Your task
Write out every entry precisely as given, leaving the pictures out.

━━ Data for this exercise

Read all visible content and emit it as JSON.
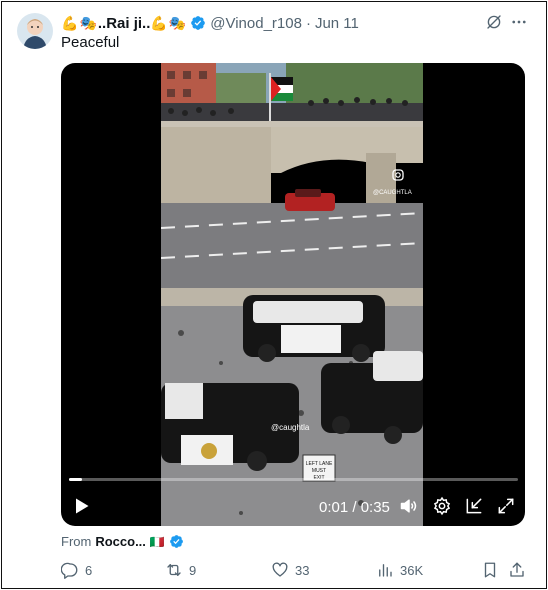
{
  "tweet": {
    "author_name": "..Rai ji..",
    "handle": "@Vinod_r108",
    "separator": "·",
    "date": "Jun 11",
    "text": "Peaceful"
  },
  "icons": {
    "avatar": "baby-avatar-icon",
    "verified": "verified-badge-icon",
    "grok": "grok-icon",
    "more": "more-icon"
  },
  "video": {
    "watermark_top": "@CAUGHTLA",
    "watermark_mid": "@caughtla",
    "sign_text": "LEFT LANE MUST EXIT",
    "current_time": "0:01",
    "duration": "0:35",
    "time_display": "0:01 / 0:35",
    "progress_fraction": 0.03
  },
  "attribution": {
    "prefix": "From",
    "name": "Rocco...",
    "flag": "🇮🇹"
  },
  "actions": {
    "replies": "6",
    "reposts": "9",
    "likes": "33",
    "views": "36K"
  },
  "colors": {
    "verified": "#1d9bf0",
    "muted_text": "#536471",
    "primary_text": "#0f1419"
  }
}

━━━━

Exercise solution
Read all visible content and emit it as JSON.
{
  "tweet": {
    "author_name": "..Rai ji..",
    "handle": "@Vinod_r108",
    "separator": "·",
    "date": "Jun 11",
    "text": "Peaceful"
  },
  "icons": {
    "avatar": "baby-avatar-icon",
    "verified": "verified-badge-icon",
    "grok": "grok-icon",
    "more": "more-icon"
  },
  "video": {
    "watermark_top": "@CAUGHTLA",
    "watermark_mid": "@caughtla",
    "sign_text": "LEFT LANE MUST EXIT",
    "current_time": "0:01",
    "duration": "0:35",
    "time_display": "0:01 / 0:35",
    "progress_fraction": 0.03
  },
  "attribution": {
    "prefix": "From",
    "name": "Rocco...",
    "flag": "🇮🇹"
  },
  "actions": {
    "replies": "6",
    "reposts": "9",
    "likes": "33",
    "views": "36K"
  },
  "colors": {
    "verified": "#1d9bf0",
    "muted_text": "#536471",
    "primary_text": "#0f1419"
  }
}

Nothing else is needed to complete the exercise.